The macOS is based on Unix systems so the folder structure is different than on my Windows machine. The directory structure mapping must change to /Users/Ana/Desktop/remote-vscode/.

{ "version": "0.2.0", "configurations": [ { "type": "node", "request": "attach", "name": "Attach to Remote", "address": "192.168.15.12", "port": 9229, "localRoot": "${workspaceFolder}", "remoteRoot": "/Users/Ana/Desktop/remote-vscode/", "trace": true, "sourceMaps": true, "skipFiles": [ "/**" ] } ] }

In this particular case, you'll need at least two different machines to test it. I made a short video showing how it works in practice below:

Stop using console.log for debugging!

My tip for you today is about being lazy for manual stuff. Learn one new shortcut or tool per day to improve productivity. Learn more about the tools you've been working on every day and it will help you spend more time thinking than coding.

In this post, you saw how VSCode can be a helpful tool for debugging apps. And VSCode was just an example. Use whatever is most comfortable for you. If you follow these tips, the sky is the ?

Thank you for reading

Jeg sætter stor pris på den tid, vi tilbragte sammen. Jeg håber, at dette indhold vil være mere end bare tekst. Jeg håber, det vil have gjort dig til en bedre tænker og også en bedre programmør.

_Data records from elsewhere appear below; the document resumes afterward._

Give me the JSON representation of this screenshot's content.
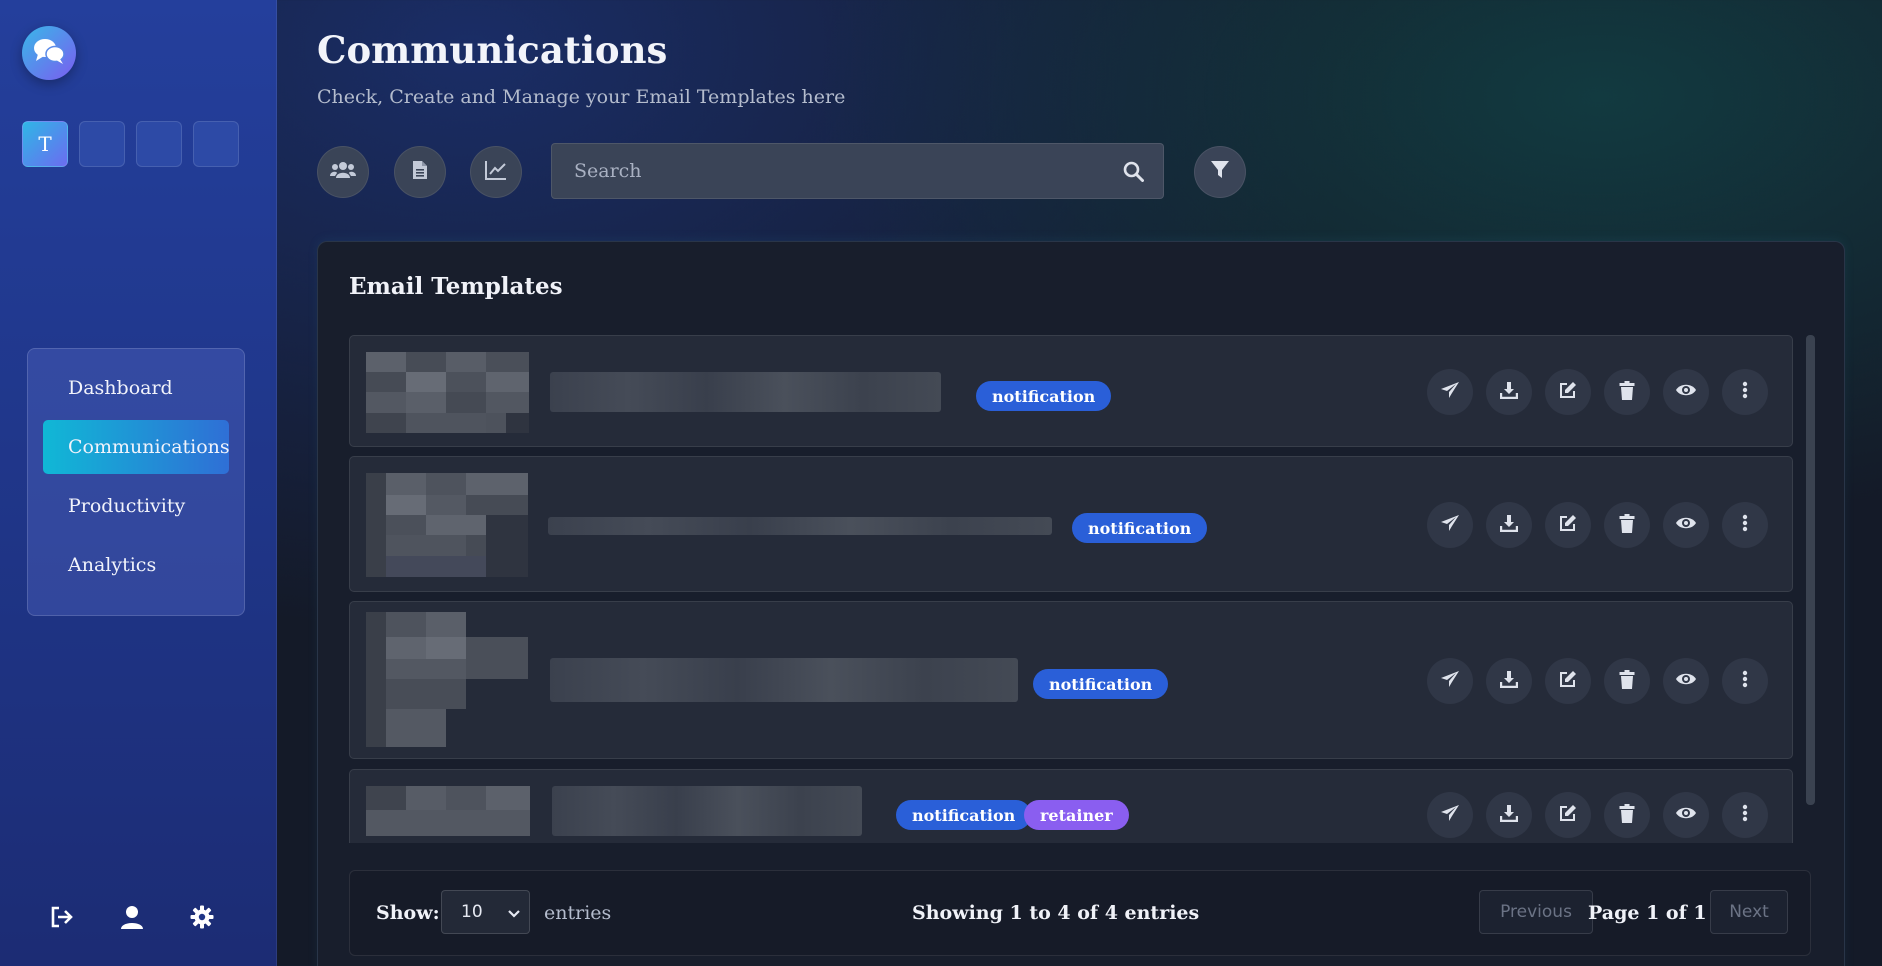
{
  "sidebar": {
    "logo_icon": "chat-bubbles-icon",
    "workspaces": [
      "T",
      "",
      "",
      ""
    ],
    "nav": [
      "Dashboard",
      "Communications",
      "Productivity",
      "Analytics"
    ],
    "active_nav": "Communications",
    "bottom_icons": [
      "logout-icon",
      "user-icon",
      "gear-icon"
    ]
  },
  "header": {
    "title": "Communications",
    "subtitle": "Check, Create and Manage your Email Templates here"
  },
  "toolbar": {
    "icons": [
      "users-icon",
      "document-icon",
      "chart-line-icon"
    ],
    "search_placeholder": "Search",
    "filter_icon": "filter-icon"
  },
  "templates": {
    "title": "Email Templates",
    "rows": [
      {
        "tags": [
          "notification"
        ]
      },
      {
        "tags": [
          "notification"
        ]
      },
      {
        "tags": [
          "notification"
        ]
      },
      {
        "tags": [
          "notification",
          "retainer"
        ]
      }
    ],
    "row_actions": [
      "send-icon",
      "download-icon",
      "edit-icon",
      "trash-icon",
      "eye-icon",
      "more-vertical-icon"
    ]
  },
  "footer": {
    "show_label": "Show:",
    "page_size": "10",
    "entries_label": "entries",
    "showing": "Showing 1 to 4 of 4 entries",
    "previous": "Previous",
    "page_info": "Page 1 of 1",
    "next": "Next"
  },
  "colors": {
    "sidebar": "#243f9c",
    "active_nav": "#10b8d6",
    "badge_notification": "#2a5fd8",
    "badge_retainer": "#8a5ef0"
  }
}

Følg mig på Twitter og tjek min personlige blog, hvor jeg deler alt mit værdifulde indhold.

Vi ses! ?